* **Exercise aim**
Report only the number of lines in the following entries where the word "JSON" occurs.

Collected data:
----

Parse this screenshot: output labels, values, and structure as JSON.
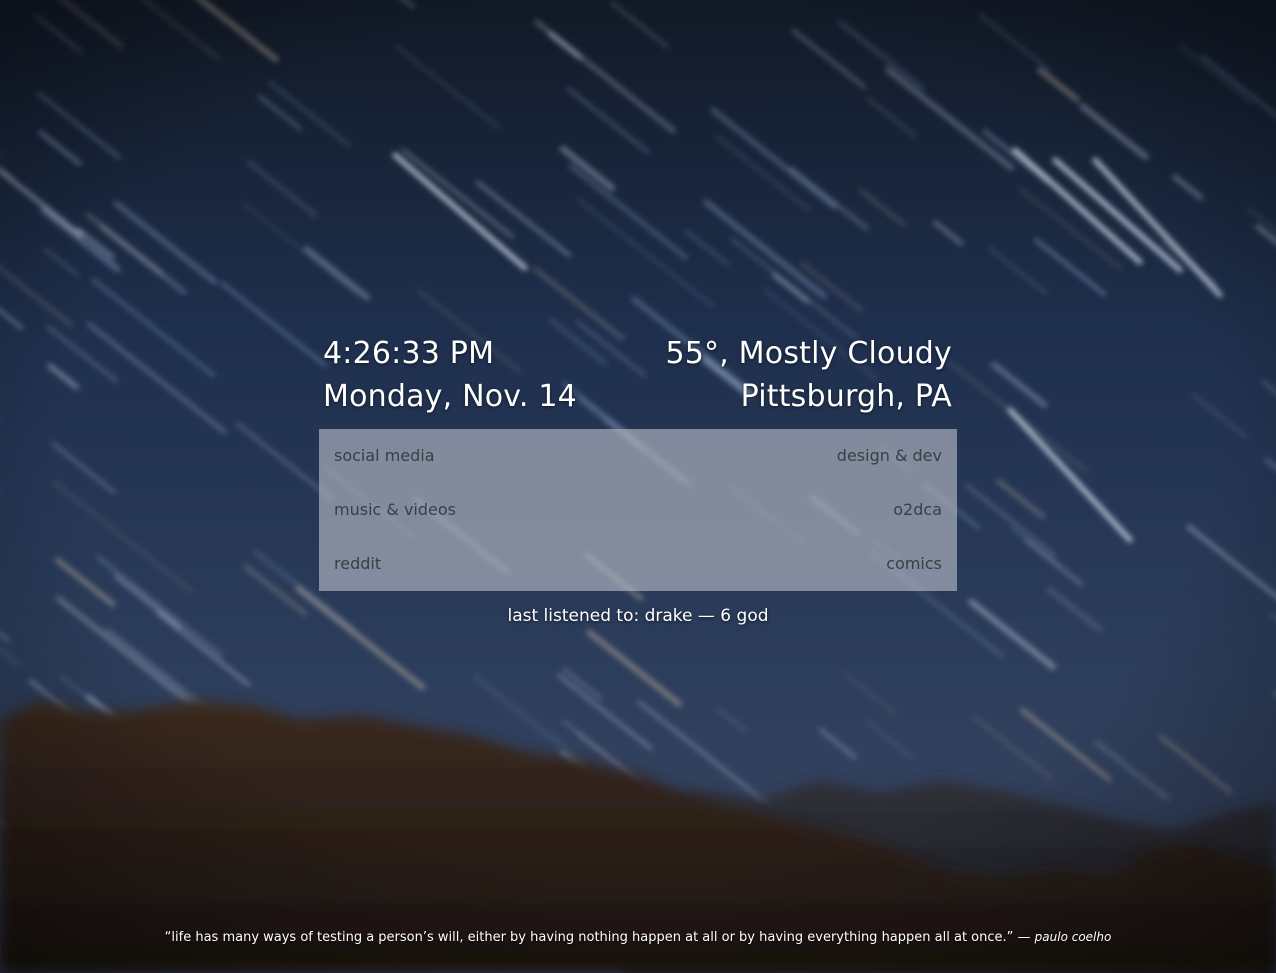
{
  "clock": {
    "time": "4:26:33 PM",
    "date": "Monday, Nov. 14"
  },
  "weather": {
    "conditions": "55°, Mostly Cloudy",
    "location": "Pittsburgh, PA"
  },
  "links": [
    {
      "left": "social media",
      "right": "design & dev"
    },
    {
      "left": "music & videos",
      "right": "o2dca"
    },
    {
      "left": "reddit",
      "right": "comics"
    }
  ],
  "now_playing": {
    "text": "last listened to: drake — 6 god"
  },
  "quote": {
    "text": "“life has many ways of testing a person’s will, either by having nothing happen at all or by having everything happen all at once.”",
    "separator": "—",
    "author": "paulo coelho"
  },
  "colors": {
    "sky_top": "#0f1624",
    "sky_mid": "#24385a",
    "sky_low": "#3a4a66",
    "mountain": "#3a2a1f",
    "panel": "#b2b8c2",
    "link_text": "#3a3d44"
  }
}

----

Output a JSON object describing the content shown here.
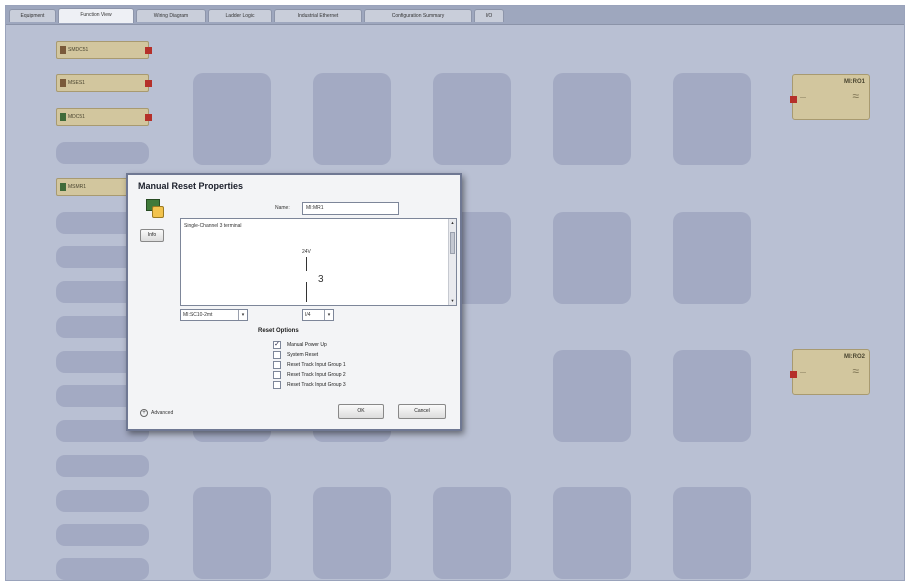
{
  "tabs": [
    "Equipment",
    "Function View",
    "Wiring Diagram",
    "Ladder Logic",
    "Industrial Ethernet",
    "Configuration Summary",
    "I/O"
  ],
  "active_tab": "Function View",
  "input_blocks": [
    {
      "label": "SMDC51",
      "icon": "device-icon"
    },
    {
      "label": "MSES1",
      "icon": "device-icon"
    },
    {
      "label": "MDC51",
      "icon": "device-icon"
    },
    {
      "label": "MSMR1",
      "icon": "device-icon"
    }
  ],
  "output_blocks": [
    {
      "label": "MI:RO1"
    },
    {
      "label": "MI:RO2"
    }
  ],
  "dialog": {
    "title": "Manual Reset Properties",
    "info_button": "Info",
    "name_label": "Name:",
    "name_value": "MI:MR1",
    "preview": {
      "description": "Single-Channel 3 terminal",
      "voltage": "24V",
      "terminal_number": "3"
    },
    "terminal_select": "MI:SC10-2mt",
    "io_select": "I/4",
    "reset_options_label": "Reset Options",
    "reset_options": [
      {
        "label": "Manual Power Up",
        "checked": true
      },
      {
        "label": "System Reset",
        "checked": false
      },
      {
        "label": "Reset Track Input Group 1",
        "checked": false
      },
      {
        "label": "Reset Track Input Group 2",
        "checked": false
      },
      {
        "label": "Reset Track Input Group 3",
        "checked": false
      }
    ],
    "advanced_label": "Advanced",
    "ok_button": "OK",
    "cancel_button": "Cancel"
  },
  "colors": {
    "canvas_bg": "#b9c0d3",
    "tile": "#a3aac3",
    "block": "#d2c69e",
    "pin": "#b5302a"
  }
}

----

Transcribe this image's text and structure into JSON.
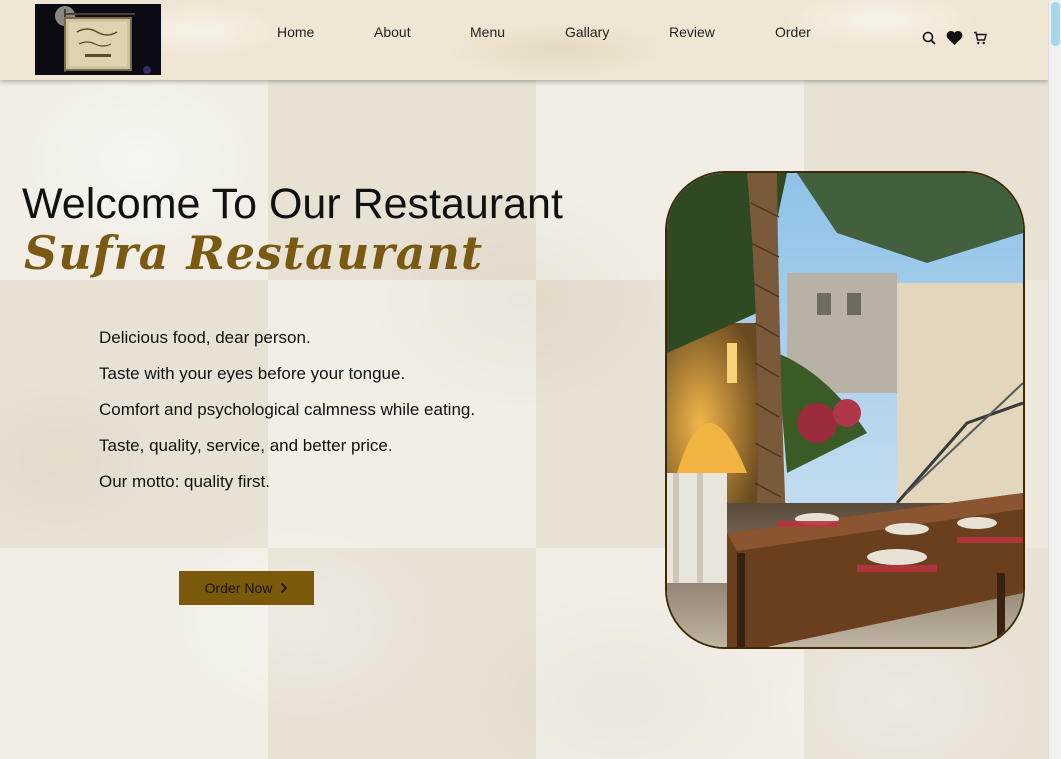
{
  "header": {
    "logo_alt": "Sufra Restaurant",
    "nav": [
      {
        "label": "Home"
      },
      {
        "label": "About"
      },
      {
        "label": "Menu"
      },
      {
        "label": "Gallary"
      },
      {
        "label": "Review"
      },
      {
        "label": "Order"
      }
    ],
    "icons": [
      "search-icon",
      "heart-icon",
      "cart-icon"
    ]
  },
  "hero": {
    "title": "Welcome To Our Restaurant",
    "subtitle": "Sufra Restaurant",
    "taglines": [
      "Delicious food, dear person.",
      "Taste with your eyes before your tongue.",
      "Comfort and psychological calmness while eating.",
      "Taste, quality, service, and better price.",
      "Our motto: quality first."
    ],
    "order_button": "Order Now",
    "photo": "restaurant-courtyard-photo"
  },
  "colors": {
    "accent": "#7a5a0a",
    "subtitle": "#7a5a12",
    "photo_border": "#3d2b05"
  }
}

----

* **Final answer**
3